Now, the PCAST report is correct that nations’ innovation policies must get the “framework conditions” right. These supportive framework conditions include a competitive tax environment, a strong educational system producing high-skill talent, robust physical and digital infrastructures, dynamic labor and capital markets, and open immigration policies (among others). But to be effective, U.S. innovation policy simply can’t stop there, as much as the Washington Consensus might want to. Effective innovation policy must also include a focus on supporting key broad technologies and industries and promoting the transfer of those technologies to the private sector for commercialization. For example, Germany’s Fraunhofer Institutes are public-private partnerships (PPPs), funded jointly by Germany’s federal government, Länder (states), and private enterprise, that perform industrially relevant, applied research with the specific intent of transforming emerging technologies into commercializable products. Of course, as the PCAST report notes, a great example of the United States having done this itself is SEMATECH, a PPP designed to preserve the competitiveness of the U.S. semiconductor industry in the 1980s by co-funding advanced precompetitive research on the technology needed for the next generation of semiconductor chips. The United States needs twenty such SEMATECH-like PPPs focused on advanced industries and technologies such as nanotechnology, microelectronics, photonics, adaptronics, microelectronics, wireless, ICT, ag-bioscience, optics, clean energy, advanced machining, advanced materials, etc.

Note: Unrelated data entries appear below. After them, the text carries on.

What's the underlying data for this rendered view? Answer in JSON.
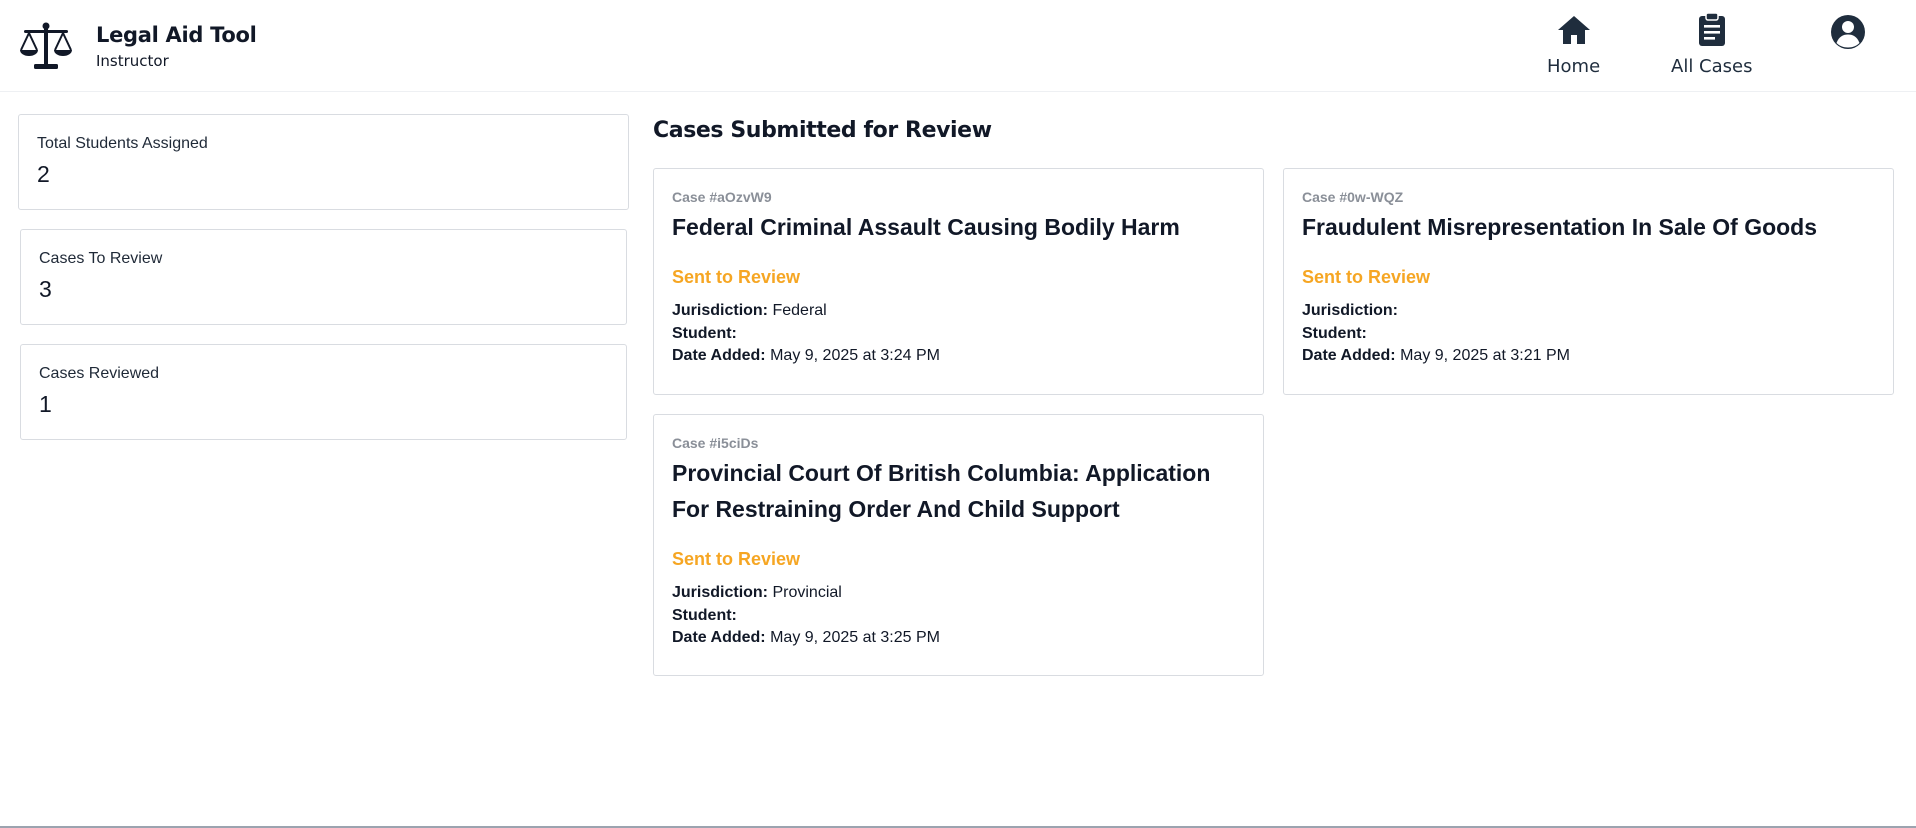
{
  "brand": {
    "title": "Legal Aid Tool",
    "subtitle": "Instructor",
    "icon": "scales-icon"
  },
  "nav": [
    {
      "label": "Home",
      "icon": "home-icon"
    },
    {
      "label": "All Cases",
      "icon": "clipboard-icon"
    }
  ],
  "profile": {
    "icon": "user-circle-icon"
  },
  "stats": [
    {
      "label": "Total Students Assigned",
      "value": "2"
    },
    {
      "label": "Cases To Review",
      "value": "3"
    },
    {
      "label": "Cases Reviewed",
      "value": "1"
    }
  ],
  "section": {
    "title": "Cases Submitted for Review"
  },
  "meta_labels": {
    "jurisdiction": "Jurisdiction:",
    "student": "Student:",
    "date_added": "Date Added:"
  },
  "cases": [
    {
      "id": "Case #aOzvW9",
      "title": "Federal Criminal Assault Causing Bodily Harm",
      "status": "Sent to Review",
      "jurisdiction": "Federal",
      "student": "",
      "date_added": "May 9, 2025 at 3:24 PM"
    },
    {
      "id": "Case #0w-WQZ",
      "title": "Fraudulent Misrepresentation In Sale Of Goods",
      "status": "Sent to Review",
      "jurisdiction": "",
      "student": "",
      "date_added": "May 9, 2025 at 3:21 PM"
    },
    {
      "id": "Case #i5ciDs",
      "title": "Provincial Court Of British Columbia: Application For Restraining Order And Child Support",
      "status": "Sent to Review",
      "jurisdiction": "Provincial",
      "student": "",
      "date_added": "May 9, 2025 at 3:25 PM"
    }
  ],
  "colors": {
    "accent_status": "#f6a623",
    "icon": "#1f2d3d",
    "border": "#d9dce1"
  }
}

Ultimately, we must be unabashed that governments—including the United States’—play a vital and appropriate role in making investments in strategic and emerging advanced technologies and sectors and helping transfer that technology to the private marketplace with the explicit intent and purpose of driving U.S. economic growth. To do so is not the derided so-called industrial policy, but in fact is a component of effective innovation policy. If the United States is to win in the intense race for global innovation advantage, it has to move beyond only supporting factor conditions to supporting key technologies and industries. But do not worry; that’s not “industrial policy.”